## INSTRUCTIONS TO FOLLOW
Please repeat all the entries. Nothing may differ.

[Stored dataset items]

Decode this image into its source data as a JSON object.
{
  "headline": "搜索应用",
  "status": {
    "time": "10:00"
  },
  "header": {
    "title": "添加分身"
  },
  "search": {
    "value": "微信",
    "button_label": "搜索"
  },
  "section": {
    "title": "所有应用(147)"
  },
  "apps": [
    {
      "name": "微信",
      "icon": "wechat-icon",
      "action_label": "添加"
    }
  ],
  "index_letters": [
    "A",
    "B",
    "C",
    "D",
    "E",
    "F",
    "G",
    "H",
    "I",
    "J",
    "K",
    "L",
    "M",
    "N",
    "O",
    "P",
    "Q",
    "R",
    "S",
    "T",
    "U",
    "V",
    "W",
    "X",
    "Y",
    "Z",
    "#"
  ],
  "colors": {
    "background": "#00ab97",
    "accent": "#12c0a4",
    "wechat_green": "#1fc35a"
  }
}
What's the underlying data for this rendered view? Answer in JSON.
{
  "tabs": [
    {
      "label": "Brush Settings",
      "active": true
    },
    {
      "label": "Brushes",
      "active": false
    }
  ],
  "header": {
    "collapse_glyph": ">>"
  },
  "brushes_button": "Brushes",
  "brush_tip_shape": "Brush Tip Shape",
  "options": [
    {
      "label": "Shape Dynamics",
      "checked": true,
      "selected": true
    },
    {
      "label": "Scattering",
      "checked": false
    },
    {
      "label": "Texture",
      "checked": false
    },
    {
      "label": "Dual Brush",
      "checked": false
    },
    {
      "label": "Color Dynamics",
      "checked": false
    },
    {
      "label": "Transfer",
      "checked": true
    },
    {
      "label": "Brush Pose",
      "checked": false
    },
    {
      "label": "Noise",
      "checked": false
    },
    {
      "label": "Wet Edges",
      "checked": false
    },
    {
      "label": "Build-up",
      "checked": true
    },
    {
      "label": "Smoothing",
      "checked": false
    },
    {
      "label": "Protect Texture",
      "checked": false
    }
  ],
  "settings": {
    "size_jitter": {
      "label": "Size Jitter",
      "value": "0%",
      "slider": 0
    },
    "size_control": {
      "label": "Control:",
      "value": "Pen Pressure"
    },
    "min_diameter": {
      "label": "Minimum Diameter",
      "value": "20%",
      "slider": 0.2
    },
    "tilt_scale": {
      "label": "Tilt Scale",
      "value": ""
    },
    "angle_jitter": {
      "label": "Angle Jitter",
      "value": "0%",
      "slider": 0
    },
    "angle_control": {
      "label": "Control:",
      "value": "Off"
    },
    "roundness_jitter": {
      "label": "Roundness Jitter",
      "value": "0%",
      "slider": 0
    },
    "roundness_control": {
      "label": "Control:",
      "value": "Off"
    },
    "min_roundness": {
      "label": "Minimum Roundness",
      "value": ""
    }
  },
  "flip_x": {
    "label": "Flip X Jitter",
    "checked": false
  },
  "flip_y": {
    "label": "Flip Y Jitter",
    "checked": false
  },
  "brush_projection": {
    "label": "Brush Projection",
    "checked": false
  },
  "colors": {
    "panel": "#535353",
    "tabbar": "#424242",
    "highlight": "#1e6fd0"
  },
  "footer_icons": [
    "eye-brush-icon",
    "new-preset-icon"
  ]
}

## OUTPUT OF THE TASK
Decode this image into its source data as a JSON object.
{
  "headline": "搜索应用",
  "status": {
    "time": "10:00"
  },
  "header": {
    "title": "添加分身"
  },
  "search": {
    "value": "微信",
    "button_label": "搜索"
  },
  "section": {
    "title": "所有应用(147)"
  },
  "apps": [
    {
      "name": "微信",
      "icon": "wechat-icon",
      "action_label": "添加"
    }
  ],
  "index_letters": [
    "A",
    "B",
    "C",
    "D",
    "E",
    "F",
    "G",
    "H",
    "I",
    "J",
    "K",
    "L",
    "M",
    "N",
    "O",
    "P",
    "Q",
    "R",
    "S",
    "T",
    "U",
    "V",
    "W",
    "X",
    "Y",
    "Z",
    "#"
  ],
  "colors": {
    "background": "#00ab97",
    "accent": "#12c0a4",
    "wechat_green": "#1fc35a"
  }
}
What's the underlying data for this rendered view? Answer in JSON.
{
  "tabs": [
    {
      "label": "Brush Settings",
      "active": true
    },
    {
      "label": "Brushes",
      "active": false
    }
  ],
  "header": {
    "collapse_glyph": ">>"
  },
  "brushes_button": "Brushes",
  "brush_tip_shape": "Brush Tip Shape",
  "options": [
    {
      "label": "Shape Dynamics",
      "checked": true,
      "selected": true
    },
    {
      "label": "Scattering",
      "checked": false
    },
    {
      "label": "Texture",
      "checked": false
    },
    {
      "label": "Dual Brush",
      "checked": false
    },
    {
      "label": "Color Dynamics",
      "checked": false
    },
    {
      "label": "Transfer",
      "checked": true
    },
    {
      "label": "Brush Pose",
      "checked": false
    },
    {
      "label": "Noise",
      "checked": false
    },
    {
      "label": "Wet Edges",
      "checked": false
    },
    {
      "label": "Build-up",
      "checked": true
    },
    {
      "label": "Smoothing",
      "checked": false
    },
    {
      "label": "Protect Texture",
      "checked": false
    }
  ],
  "settings": {
    "size_jitter": {
      "label": "Size Jitter",
      "value": "0%",
      "slider": 0
    },
    "size_control": {
      "label": "Control:",
      "value": "Pen Pressure"
    },
    "min_diameter": {
      "label": "Minimum Diameter",
      "value": "20%",
      "slider": 0.2
    },
    "tilt_scale": {
      "label": "Tilt Scale",
      "value": ""
    },
    "angle_jitter": {
      "label": "Angle Jitter",
      "value": "0%",
      "slider": 0
    },
    "angle_control": {
      "label": "Control:",
      "value": "Off"
    },
    "roundness_jitter": {
      "label": "Roundness Jitter",
      "value": "0%",
      "slider": 0
    },
    "roundness_control": {
      "label": "Control:",
      "value": "Off"
    },
    "min_roundness": {
      "label": "Minimum Roundness",
      "value": ""
    }
  },
  "flip_x": {
    "label": "Flip X Jitter",
    "checked": false
  },
  "flip_y": {
    "label": "Flip Y Jitter",
    "checked": false
  },
  "brush_projection": {
    "label": "Brush Projection",
    "checked": false
  },
  "colors": {
    "panel": "#535353",
    "tabbar": "#424242",
    "highlight": "#1e6fd0"
  },
  "footer_icons": [
    "eye-brush-icon",
    "new-preset-icon"
  ]
}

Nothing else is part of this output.